If You Don’t Fail, You’re Not Trying
Reality is becoming less and less of a presence in our everyday, and has been for some time. We have become accustomed to pixel-perfect, filtered, and augmented images of our expectations that have strayed far from their humble beginnings. What we see, hear, and experience are almost always the result of a considerable amount of underlying time and effort, and most of all, the unseen failures that preceded. Case in point: Sir James Dyson’s journey to establish the Dyson company which introduced some of the top innovations on household appliances in today’s market.
Dyson labored for 15 years and failed 5,126 times on his design before finally landing on the winning solution for the Dual Cyclone vacuum, which he released in 1993. It’s hard to imagine having the drive to continue after so much prolonged failure, but rather than viewing it this way, Dyson saw his failures as opportunities to learn and innovate. Rather than feeling defeated, he reveled in the knowledge gained with each iteration that fell short. The result launched his company into what we know today as a forward-thinking multi-billion dollar business.
It is important to understand that immediate success is almost always a façade, despite what we may be led to believe from the news, social media, and the people around us. Even if by some miracle someone stumbles upon a brilliant idea that takes off right away, they will not have the insights gained from study and testing that can secure its longevity. Imagine a baby saying a word for the first time. The baby likely doesn’t understand what it means, how it go there, or how to recreate it. It is just as likely that (s)he only knows how to make sound, and what came out was purely coincidental based on the shape of the mouth and the position of the tongue in that instant. It is only with practice, repetition, and trying what doesn’t work that (s)he can finally deliver the word consistently and learn the nuance of doing so within different contexts as well.
Dyson’s ideas started out simple and became more complex and audacious as he went on. He was willing to look at his work as a problem-solution based model, rather than allowing short term success drive his process. Today, his name is synonymous with the best-of-the-best in home appliances. The Dyson company continues to create new technologies for their products today, and has encouraged James’ passion for innovation by introducing the James Dyson Award, which celebrates the most promising design and engineering students who can “design something that solves a problem.”

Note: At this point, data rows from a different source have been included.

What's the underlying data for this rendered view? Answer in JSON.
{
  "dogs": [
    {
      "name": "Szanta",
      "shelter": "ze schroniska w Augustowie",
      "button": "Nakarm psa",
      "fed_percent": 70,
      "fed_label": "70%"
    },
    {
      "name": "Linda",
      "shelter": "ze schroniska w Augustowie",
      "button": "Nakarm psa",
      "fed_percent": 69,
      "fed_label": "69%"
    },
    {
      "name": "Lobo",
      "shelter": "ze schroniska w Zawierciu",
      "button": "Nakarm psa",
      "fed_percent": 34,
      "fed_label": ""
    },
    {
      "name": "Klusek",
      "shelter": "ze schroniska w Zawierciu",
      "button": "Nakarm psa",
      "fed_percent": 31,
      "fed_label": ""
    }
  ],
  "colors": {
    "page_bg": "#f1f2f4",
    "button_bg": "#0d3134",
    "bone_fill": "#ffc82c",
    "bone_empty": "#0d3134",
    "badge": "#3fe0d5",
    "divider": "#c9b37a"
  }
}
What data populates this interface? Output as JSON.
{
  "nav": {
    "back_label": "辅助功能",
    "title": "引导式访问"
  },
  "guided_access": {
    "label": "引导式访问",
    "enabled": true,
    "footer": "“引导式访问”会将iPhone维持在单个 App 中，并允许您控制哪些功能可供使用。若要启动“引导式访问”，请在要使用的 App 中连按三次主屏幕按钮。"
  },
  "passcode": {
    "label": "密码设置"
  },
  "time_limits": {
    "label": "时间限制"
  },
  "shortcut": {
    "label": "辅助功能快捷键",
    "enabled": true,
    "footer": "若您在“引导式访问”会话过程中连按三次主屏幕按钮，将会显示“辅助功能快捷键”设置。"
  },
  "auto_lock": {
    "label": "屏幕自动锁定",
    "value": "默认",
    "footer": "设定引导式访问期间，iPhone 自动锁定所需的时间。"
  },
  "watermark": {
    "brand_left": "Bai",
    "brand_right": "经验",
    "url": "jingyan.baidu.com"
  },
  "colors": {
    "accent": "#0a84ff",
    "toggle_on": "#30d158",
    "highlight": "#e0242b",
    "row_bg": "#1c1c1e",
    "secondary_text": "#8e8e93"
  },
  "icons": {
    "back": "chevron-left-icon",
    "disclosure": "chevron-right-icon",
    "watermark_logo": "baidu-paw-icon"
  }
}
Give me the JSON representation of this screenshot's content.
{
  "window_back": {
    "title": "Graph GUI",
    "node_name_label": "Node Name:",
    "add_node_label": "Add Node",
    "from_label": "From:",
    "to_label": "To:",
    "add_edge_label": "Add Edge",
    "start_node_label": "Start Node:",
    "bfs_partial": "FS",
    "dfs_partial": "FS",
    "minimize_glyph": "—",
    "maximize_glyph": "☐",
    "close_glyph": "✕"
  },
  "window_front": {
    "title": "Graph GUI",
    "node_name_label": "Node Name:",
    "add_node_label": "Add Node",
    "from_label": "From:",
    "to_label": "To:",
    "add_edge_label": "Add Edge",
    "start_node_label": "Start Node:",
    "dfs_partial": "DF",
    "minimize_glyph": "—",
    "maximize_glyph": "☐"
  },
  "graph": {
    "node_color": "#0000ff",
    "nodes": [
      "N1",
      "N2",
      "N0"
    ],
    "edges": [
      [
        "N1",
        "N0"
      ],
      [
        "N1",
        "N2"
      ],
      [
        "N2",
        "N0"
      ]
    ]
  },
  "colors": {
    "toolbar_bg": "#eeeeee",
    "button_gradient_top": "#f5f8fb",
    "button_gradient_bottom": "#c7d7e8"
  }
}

In the end, the best way to have a good idea is to have a lot of ideas. Many will never make it past the first iteration. It may not be because these are bad ideas; it may just be ill-timed, or one that is not yet fully formed. The only way to know for certain is to approach every challenge with open curiosity, a creative mind, and a willingness to learn from the failure. Imagine how life would look today if every great inventor had simply given up when it didn’t “come easy.” Without sacrifice, failure, and passion for a solution, we would be left less evolved, less equipped, and less prepared for the future. The reality is that success is often riddled with failure, without which nothing would be learned. Success on its own teaches nothing; it is the failures that ultimately reveal the weakness in our approach land provide opportunities to make it better. We must pursue every avenue as if it is new and we cannot predict the outcome. Only then can we understand the true nature of the need for what we are creating, and the willingness of the world to embrace it.